--- DATA SECTION ---

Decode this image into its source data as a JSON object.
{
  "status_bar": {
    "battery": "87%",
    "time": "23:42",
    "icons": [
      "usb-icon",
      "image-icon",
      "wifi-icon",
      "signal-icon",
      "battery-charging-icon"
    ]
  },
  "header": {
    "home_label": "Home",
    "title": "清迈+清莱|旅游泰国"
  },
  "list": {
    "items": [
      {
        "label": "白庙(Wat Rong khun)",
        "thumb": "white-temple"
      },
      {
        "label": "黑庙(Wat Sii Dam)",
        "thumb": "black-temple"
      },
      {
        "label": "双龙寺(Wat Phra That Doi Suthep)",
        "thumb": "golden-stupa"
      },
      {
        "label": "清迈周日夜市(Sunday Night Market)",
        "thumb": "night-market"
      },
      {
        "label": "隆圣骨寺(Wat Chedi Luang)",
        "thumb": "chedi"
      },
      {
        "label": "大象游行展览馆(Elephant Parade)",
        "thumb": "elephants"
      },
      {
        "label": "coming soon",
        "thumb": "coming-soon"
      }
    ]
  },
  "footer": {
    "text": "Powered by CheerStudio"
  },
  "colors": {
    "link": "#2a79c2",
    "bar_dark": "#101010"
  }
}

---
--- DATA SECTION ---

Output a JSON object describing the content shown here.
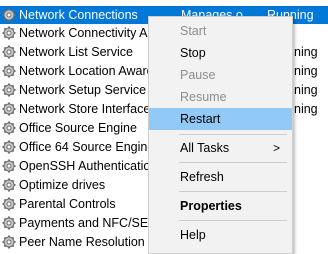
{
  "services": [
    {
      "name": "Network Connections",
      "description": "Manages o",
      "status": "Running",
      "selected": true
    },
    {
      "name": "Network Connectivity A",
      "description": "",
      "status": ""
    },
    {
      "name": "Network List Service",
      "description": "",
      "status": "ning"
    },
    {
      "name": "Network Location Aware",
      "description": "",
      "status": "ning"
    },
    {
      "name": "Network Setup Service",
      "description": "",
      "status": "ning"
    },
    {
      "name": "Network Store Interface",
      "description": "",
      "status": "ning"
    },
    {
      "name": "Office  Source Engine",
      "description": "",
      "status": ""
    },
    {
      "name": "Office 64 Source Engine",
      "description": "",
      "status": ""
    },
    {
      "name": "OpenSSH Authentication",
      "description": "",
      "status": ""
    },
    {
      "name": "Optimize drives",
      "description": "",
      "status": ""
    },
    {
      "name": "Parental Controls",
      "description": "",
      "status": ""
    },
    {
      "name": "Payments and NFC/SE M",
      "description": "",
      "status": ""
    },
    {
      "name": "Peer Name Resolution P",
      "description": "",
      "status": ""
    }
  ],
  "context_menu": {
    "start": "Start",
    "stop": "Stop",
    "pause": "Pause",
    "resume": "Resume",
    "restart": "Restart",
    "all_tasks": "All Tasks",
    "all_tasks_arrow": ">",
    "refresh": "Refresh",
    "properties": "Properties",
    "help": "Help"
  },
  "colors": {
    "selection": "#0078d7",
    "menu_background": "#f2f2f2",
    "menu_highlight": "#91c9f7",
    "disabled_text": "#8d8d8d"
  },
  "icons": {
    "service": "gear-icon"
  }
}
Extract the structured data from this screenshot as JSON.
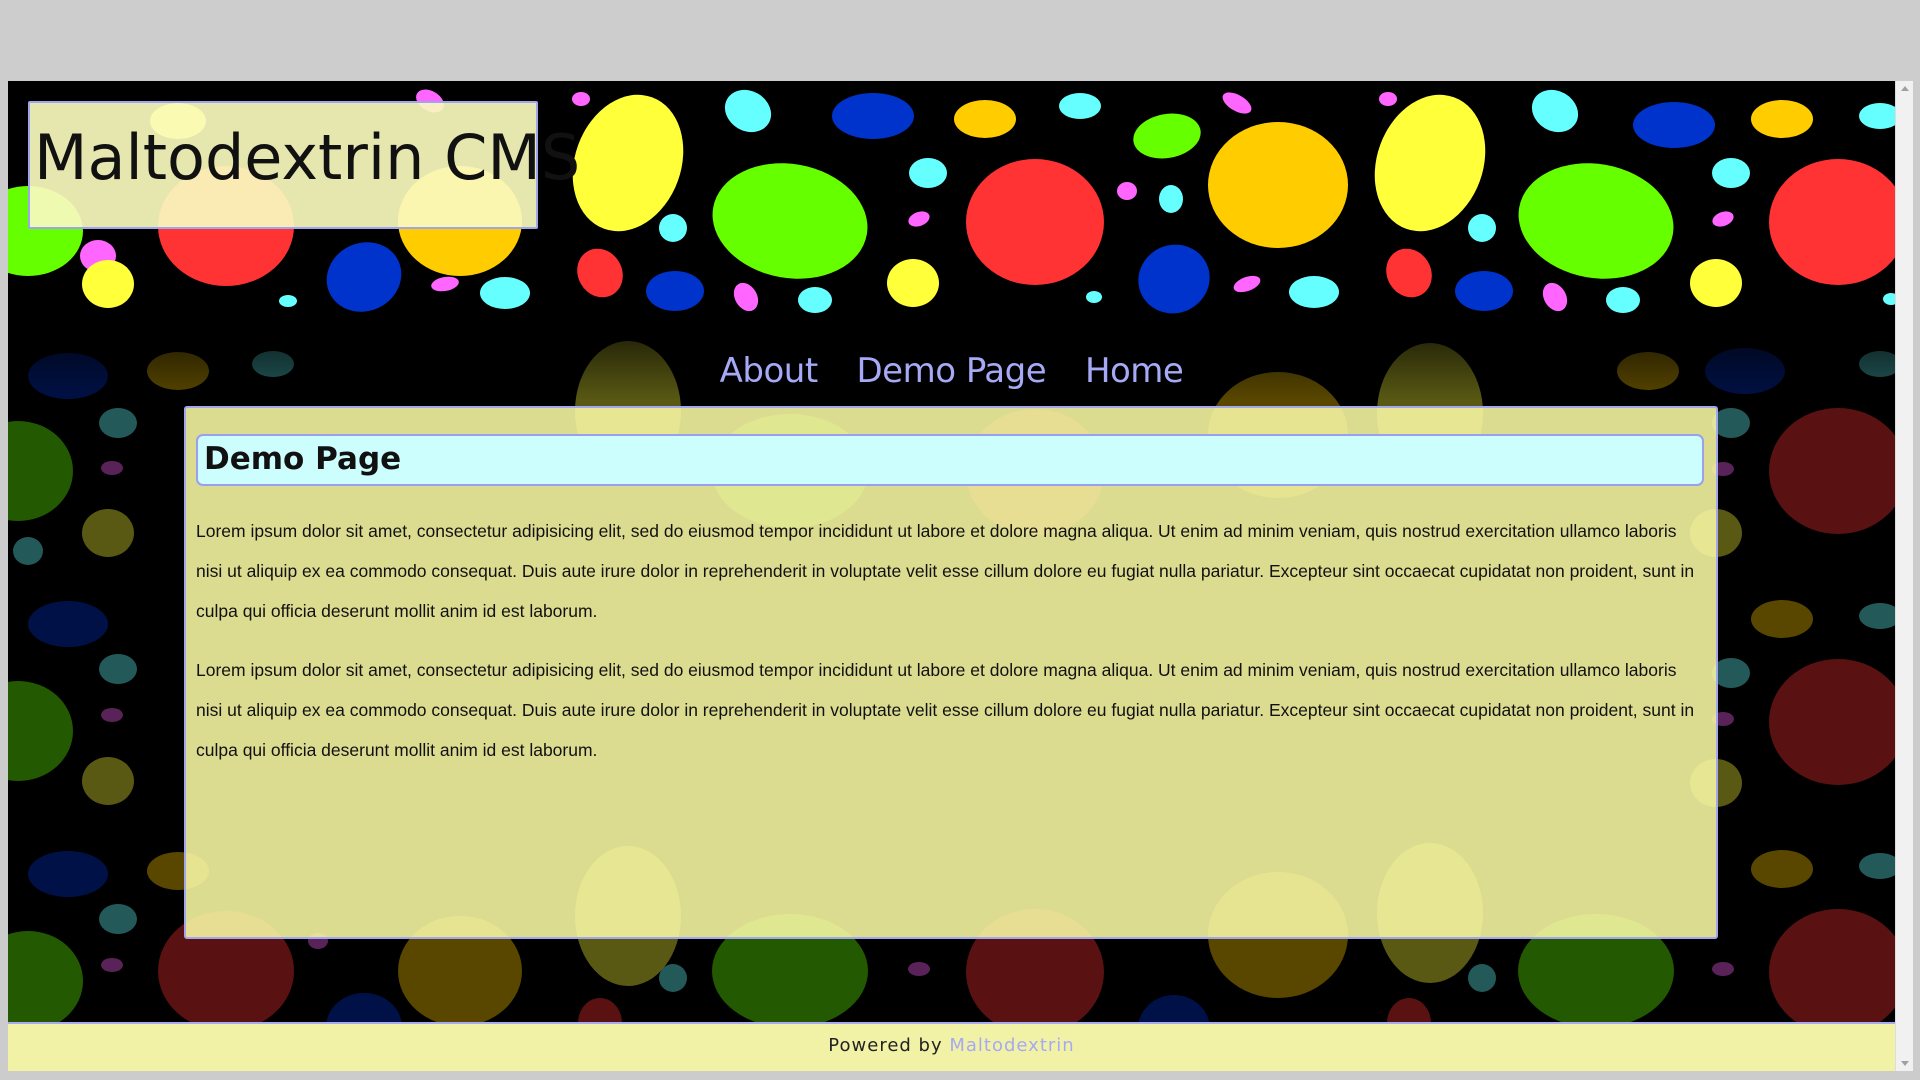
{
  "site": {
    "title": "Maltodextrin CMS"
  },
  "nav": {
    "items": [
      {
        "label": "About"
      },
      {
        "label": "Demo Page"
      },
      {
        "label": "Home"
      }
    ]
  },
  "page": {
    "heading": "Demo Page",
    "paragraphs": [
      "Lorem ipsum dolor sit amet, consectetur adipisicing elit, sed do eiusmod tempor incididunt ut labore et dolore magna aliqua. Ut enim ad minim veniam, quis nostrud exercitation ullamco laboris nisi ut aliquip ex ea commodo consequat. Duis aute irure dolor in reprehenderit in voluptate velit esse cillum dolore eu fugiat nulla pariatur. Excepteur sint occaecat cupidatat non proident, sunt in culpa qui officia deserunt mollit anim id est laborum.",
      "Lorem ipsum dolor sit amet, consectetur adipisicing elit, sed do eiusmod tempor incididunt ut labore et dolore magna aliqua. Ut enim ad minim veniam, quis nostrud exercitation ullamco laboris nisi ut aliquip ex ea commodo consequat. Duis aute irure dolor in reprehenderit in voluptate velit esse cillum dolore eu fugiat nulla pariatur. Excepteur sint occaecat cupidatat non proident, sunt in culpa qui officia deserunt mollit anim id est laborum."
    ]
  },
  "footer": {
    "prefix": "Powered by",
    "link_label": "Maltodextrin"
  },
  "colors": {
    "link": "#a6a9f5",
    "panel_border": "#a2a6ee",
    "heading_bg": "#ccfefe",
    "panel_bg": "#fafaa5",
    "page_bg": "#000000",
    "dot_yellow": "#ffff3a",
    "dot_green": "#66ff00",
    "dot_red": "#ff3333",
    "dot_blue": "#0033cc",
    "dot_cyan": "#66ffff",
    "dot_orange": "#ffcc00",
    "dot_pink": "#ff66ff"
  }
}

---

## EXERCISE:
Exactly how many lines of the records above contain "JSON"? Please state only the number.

## RESPONSE TO THIS EXERCISE:
3